1. Families: A very important part of our belief system is centered around families. We believe that families, properly sealed together in temples of the Church, can be together forever beyond after this life. We believe that temples are sacred buildings where we can come closer to our Heavenly Father. They are not accessible to the general public, but only to members of the Church in good standing that have previously been interviewed by local Church authorities. Therefore, to receive this blessing of a family sealed together for all eternity, a person must be baptized into the Church and be in good standing. A strong motivation for many memebers of the Church is therefore to bring others to experience something that brings members of the Church a great deal of happiness and comfort.

2. Lifestyle: We believe that living in disobedience to our Heavenly Father's commandments will bring sorrow. We believe many times people in the world are sad and depressed because of a lack of compliance to what God has commanded. Thus, a motivation to share our beliefs in the Church with others is to help them overcome troubles in their lives that might be causing them sadness, or to do more of the things that bring happiness. For instance, members in our church are frequently given opportunities to serve others in the Church and in the community in general. These opportunities provide wonder opportunities for self-improvement and to bring joy to others. We believe that we ought to serve others whenever we can, and by so doing, the Lord will bless us. In other cases, people might be breaking the commandments of God - unknowingly or knowingly - that cause themselves pain and suffering. We believe that Church teachings and membership can help these individuals overcome these errors in their lives - just as we in the Church apply these same teachings and reliance on the Savior, Jesus Christ to continuously try to correct our own mistakes - that can bring them back in harmony with the Lord's commandments and thus bring happiness to their lives.

Fellowship: Being able to share a treasured part of your life - such as religious beliefs - with a friend or family member can be a wonderfully, powerful way to strengthen a friendship. Of course, for this to happen beliefs and feelings must be shared in a respectful and considerate manner. My wife has had a baptist friend since she was very young and has had many conversations about religion and personal beliefs. Their relationship has been wonderfully strengthened through these conversations although neither person has shown interest in joining the other's church. I believe the friendship could not be as deep as it is now without having shared these treasured beliefs over many years with one another.
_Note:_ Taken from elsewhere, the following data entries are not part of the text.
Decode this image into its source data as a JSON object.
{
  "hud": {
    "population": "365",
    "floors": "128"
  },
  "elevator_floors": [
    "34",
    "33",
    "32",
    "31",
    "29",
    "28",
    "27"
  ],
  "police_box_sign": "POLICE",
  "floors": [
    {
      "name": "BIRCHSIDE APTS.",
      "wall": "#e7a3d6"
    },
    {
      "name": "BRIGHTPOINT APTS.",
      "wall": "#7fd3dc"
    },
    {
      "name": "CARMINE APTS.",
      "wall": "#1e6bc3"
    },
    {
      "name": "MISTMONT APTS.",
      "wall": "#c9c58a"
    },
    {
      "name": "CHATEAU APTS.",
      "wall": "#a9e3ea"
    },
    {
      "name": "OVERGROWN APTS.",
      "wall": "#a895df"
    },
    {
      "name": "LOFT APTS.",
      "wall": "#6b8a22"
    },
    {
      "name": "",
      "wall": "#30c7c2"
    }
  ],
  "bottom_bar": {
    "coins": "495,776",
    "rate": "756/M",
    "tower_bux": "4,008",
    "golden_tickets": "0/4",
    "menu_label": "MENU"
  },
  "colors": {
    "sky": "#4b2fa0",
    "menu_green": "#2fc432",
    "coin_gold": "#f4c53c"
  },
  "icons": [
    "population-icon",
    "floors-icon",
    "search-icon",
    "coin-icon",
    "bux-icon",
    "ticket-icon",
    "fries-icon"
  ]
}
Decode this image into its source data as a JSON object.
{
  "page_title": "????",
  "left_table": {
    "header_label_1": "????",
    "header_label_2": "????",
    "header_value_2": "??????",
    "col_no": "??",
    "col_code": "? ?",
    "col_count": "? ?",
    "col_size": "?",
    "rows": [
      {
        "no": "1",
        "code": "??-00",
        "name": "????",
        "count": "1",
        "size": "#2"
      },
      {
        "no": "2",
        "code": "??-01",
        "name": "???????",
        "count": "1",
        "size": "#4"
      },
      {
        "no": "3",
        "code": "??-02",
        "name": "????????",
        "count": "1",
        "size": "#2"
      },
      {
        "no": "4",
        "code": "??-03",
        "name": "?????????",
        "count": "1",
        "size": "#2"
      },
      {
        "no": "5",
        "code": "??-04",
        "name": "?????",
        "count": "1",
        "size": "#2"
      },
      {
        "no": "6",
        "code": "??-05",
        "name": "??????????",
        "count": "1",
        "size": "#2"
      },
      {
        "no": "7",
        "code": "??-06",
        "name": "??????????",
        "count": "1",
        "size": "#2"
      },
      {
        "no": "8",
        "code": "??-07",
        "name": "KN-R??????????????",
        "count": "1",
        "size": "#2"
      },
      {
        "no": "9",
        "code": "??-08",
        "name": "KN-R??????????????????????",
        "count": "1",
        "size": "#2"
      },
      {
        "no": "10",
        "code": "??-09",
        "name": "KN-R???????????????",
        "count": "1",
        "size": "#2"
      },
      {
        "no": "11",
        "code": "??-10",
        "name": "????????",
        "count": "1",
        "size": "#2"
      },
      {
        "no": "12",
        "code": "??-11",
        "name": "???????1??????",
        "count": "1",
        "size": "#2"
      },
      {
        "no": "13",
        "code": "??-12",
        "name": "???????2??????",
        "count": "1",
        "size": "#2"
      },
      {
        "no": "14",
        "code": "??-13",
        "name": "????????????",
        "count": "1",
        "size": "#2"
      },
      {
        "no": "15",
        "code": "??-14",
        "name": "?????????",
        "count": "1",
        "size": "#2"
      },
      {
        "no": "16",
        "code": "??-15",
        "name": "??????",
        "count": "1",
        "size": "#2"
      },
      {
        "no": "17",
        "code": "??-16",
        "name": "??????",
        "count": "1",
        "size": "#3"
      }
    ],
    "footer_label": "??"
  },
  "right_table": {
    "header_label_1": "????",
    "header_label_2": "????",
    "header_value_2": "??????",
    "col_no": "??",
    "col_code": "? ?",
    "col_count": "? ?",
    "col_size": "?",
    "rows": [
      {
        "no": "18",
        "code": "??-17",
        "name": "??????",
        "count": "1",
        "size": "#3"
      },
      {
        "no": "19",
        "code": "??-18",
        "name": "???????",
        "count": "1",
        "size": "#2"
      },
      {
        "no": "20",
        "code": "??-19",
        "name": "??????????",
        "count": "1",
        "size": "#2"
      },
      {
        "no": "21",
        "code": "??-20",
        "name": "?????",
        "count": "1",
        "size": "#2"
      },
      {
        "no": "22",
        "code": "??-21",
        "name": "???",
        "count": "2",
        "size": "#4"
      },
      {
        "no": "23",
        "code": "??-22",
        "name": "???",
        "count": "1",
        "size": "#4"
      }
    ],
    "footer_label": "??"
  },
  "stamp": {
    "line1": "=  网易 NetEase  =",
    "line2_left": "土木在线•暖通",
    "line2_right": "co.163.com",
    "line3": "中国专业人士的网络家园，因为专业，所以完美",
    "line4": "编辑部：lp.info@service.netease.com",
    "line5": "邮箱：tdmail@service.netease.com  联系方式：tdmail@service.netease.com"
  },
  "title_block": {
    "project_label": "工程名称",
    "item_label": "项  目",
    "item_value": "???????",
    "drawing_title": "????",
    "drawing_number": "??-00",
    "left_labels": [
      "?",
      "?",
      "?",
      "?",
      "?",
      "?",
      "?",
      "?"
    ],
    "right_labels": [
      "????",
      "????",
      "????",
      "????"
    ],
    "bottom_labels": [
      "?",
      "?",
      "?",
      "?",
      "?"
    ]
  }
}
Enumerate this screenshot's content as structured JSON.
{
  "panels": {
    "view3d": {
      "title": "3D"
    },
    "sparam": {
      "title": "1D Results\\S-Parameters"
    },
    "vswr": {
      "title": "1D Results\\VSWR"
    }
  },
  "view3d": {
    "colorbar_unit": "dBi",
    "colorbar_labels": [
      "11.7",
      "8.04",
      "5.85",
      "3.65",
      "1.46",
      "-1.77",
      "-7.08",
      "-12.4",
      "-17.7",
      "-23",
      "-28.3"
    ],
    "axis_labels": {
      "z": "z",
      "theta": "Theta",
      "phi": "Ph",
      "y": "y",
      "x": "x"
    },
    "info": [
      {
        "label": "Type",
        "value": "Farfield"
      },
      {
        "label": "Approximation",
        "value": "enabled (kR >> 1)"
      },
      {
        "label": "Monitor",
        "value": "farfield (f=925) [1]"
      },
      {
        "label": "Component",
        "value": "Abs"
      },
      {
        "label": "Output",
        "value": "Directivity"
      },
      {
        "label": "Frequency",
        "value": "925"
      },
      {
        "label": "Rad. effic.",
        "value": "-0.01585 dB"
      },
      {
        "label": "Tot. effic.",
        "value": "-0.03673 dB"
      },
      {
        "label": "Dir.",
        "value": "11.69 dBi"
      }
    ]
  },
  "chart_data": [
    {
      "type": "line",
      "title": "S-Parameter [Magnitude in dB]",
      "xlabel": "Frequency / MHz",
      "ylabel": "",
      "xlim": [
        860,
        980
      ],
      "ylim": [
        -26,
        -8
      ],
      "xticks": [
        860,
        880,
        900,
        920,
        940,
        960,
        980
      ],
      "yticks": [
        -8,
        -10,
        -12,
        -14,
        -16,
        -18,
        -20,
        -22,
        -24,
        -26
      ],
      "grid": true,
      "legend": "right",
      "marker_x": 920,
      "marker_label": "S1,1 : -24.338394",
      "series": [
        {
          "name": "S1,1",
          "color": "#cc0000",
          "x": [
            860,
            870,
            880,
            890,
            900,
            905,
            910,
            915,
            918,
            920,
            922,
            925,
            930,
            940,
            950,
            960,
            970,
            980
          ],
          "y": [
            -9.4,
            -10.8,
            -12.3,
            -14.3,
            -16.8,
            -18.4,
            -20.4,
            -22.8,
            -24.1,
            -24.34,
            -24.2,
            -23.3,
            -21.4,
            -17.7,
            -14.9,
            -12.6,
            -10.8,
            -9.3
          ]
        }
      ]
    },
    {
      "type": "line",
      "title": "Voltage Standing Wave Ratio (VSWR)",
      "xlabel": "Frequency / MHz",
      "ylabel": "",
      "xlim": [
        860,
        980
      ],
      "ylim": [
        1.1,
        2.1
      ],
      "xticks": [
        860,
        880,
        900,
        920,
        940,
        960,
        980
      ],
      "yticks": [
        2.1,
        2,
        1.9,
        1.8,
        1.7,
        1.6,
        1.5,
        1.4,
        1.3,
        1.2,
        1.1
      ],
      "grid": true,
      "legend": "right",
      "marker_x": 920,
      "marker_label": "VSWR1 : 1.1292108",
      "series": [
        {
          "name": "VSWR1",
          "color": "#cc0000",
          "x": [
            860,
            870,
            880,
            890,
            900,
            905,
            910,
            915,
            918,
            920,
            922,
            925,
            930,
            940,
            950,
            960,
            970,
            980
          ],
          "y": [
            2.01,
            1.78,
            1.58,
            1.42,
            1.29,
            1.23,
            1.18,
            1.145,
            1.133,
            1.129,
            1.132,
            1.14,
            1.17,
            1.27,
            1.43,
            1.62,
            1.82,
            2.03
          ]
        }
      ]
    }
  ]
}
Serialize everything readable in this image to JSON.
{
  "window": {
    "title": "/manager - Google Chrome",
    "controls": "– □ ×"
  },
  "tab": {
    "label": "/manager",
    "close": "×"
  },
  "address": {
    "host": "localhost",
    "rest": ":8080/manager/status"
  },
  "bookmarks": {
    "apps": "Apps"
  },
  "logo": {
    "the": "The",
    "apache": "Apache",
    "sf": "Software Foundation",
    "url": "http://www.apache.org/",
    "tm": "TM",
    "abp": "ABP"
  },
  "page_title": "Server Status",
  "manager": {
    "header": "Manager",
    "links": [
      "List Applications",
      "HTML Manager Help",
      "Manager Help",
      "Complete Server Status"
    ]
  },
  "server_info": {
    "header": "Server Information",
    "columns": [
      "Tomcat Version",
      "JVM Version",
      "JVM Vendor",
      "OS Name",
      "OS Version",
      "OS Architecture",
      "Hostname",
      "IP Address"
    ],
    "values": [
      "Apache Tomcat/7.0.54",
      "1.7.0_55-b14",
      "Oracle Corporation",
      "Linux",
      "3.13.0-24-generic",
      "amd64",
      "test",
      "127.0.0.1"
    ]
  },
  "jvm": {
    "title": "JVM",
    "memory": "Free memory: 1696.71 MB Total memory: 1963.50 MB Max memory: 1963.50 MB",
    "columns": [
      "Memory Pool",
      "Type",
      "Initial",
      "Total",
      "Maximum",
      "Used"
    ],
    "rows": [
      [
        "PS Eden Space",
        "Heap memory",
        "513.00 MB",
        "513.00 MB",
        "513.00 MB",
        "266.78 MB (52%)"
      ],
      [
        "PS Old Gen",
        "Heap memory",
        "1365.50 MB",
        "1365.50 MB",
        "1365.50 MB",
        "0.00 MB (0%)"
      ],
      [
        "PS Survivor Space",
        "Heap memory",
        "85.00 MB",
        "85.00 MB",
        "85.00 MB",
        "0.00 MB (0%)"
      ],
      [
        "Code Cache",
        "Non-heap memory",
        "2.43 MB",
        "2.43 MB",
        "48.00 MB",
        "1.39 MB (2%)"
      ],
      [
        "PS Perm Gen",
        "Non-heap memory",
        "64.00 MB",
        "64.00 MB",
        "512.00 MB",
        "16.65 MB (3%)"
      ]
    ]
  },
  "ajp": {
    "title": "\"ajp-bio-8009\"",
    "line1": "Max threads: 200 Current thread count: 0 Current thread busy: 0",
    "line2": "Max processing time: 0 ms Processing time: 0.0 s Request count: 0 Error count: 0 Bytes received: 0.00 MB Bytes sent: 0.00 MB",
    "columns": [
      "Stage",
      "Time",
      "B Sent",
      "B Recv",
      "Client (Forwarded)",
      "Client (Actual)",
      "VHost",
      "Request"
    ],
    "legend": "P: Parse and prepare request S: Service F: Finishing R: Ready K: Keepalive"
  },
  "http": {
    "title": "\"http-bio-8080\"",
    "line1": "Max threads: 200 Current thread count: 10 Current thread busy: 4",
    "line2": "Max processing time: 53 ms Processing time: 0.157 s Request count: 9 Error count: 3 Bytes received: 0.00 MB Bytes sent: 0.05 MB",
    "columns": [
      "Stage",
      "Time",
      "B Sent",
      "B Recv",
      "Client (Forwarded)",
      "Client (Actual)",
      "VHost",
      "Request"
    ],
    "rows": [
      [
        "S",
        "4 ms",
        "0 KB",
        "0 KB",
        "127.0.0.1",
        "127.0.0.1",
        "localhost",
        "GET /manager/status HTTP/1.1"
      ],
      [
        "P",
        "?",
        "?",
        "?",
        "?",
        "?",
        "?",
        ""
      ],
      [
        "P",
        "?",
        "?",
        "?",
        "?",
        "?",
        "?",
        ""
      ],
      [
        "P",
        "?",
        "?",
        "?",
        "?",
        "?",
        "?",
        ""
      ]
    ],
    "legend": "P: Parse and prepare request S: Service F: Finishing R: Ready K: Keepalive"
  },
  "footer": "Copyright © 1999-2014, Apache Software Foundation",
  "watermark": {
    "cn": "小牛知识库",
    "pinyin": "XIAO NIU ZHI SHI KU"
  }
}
I am sure there are other reasons why members of our Church share their beliefs with others that I have not considered. Hopefully, those not a part of our Church who read this will be able to better understand why their Mormon neighbors and friends try to share their beliefs with them, although they themselves might also be Christian. Also, hopefully if someone in our Church has shared beliefs with you in a less than respectful and loving way that they did so on their own and are not representative of the Church as a whole.